Summary/Abstract: The Jyllands-Posten Muhammad cartoons controversy began after twelve editorial cartoons, most of which depicted the Islamic prophet Muhammad, were published in the Danish newspaper Jyllands-Posten on September 30, 2005. The newspaper explained that this publication was a contribution to debate regarding criticism of Islam and self-censorship. In response, Danish Muslim organizations held public protests and spread knowledge of Jyllands-Postens publication. As the controversy grew, some or all of the cartoons were reprinted in newspapers in more than fifty other countries, which led to violent protests, particularly in the Muslim world. Critics of the cartoons describe them as islamophobic and argue that they are blasphemous, intended to humiliate a marginalized Danish minority, and a manifestation of ignorance about the history of western imperialism, from colonialism to the current conflicts in the Middle East. Supporters of the cartoons claim they illustrate an important issue in an age of Islamic extremist terrorism and that their publication is a legitimate exercise of the right of free speech. They also note that similar cartoons about other religions are frequently printed, arguing that the followers of Islam were not targeted in a discriminatory way. The dispute has again pointed out to the relevance of religion and religious differences in the contemporary world. Again, several que6stions presented themselves as significant: citizen freedom, values and the rights to exercise them, secularism, tolerance, multiculturalism, majority-minority relationships and so on. The resolution to these issues appears as of the outmost importance, considering the existing tendencies of united Europe to even more firmly establish cultural, economic, and political associations, in order to launch a one, joined European identity with vanishing national, ethnic and religious differences. Therefore, the question becomes: what could serve as a foundation for such a united identity? The reactions to the idea of “united Europe” that provoked rising nationalism, xenophobia, and resistance towards immigrants in general show that a construction of the identity of this kind represents a very complicated undertaking, with still blurred ending. This paper, thus, discusses basics misunderstandings between “Euro-enthusiastics” and the ones who worry about their own national identity, and points out to the existence of some intrashared values that could serve as a foundation for a future, united European identity.

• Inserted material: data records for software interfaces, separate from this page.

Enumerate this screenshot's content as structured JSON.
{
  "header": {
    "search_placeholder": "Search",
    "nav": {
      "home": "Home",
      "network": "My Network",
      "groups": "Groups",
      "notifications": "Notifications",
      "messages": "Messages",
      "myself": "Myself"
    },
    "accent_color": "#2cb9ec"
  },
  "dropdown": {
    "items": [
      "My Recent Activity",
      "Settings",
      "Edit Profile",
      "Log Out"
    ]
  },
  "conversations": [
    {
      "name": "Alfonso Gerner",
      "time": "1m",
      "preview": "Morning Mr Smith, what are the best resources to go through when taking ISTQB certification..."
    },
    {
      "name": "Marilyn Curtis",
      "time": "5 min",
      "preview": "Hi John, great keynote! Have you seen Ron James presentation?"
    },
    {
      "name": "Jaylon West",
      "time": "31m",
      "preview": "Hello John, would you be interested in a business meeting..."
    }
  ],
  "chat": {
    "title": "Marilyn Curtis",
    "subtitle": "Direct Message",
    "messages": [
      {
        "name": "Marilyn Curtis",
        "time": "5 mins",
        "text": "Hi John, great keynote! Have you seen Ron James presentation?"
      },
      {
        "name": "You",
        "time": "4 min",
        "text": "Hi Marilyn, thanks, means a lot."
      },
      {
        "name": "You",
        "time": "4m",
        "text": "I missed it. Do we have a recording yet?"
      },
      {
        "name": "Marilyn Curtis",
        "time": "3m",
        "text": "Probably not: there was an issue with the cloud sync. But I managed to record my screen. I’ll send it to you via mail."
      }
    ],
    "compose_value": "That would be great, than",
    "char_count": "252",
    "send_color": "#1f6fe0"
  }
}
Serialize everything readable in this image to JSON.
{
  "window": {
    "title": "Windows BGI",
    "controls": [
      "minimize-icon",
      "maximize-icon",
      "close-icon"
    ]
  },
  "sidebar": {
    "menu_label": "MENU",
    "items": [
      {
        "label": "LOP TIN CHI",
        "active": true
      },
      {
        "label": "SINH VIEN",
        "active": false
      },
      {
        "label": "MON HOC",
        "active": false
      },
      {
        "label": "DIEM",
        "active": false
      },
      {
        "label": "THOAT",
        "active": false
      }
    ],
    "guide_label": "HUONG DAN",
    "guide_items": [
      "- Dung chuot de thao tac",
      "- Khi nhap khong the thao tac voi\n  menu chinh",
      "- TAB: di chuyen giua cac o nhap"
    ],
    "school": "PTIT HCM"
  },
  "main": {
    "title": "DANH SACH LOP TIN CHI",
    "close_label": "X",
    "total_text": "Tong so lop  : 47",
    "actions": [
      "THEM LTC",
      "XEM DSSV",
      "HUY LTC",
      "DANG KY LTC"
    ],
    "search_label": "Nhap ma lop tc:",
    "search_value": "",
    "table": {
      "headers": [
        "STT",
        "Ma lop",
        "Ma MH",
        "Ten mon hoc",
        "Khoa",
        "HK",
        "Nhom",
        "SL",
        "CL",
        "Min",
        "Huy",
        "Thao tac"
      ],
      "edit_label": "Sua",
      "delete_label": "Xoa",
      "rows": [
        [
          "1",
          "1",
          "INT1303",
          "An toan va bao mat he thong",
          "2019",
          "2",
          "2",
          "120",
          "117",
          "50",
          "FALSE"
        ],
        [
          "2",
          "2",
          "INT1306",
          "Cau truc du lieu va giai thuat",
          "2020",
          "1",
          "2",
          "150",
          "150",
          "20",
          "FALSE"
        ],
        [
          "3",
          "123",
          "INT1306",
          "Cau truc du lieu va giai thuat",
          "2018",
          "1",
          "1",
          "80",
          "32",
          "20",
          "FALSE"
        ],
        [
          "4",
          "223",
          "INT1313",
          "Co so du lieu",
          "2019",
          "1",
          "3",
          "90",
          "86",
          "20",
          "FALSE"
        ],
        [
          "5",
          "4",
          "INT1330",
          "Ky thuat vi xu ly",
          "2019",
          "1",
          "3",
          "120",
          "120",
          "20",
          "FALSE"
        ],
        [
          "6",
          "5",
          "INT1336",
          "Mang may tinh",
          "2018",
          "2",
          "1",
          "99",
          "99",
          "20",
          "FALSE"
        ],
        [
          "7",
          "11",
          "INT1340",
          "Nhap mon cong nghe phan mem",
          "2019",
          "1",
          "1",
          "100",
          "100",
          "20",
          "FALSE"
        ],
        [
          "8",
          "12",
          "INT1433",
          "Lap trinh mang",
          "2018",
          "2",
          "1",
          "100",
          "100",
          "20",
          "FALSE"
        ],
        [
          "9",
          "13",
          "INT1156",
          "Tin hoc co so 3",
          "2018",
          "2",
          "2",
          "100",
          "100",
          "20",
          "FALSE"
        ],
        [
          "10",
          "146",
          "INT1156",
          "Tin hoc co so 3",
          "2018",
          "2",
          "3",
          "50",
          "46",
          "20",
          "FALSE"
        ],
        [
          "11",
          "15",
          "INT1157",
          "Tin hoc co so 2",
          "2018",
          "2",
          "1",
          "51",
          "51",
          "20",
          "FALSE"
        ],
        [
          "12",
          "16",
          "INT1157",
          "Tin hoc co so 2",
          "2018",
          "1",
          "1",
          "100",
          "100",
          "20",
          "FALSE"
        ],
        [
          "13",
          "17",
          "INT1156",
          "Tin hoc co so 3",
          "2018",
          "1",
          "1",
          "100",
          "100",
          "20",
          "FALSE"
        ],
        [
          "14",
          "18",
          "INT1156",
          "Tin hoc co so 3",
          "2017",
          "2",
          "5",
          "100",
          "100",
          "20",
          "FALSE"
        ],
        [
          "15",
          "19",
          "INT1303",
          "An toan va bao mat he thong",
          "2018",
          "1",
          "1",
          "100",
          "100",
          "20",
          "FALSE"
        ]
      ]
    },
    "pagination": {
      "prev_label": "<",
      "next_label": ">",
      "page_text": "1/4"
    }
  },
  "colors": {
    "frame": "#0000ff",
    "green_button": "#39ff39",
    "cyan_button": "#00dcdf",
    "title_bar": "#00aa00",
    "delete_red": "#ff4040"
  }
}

  • Issue Year: LIV/2006
  • Issue No: 1
  • Page Range: 69-86
  • Page Count: 18
  • Language: Serbian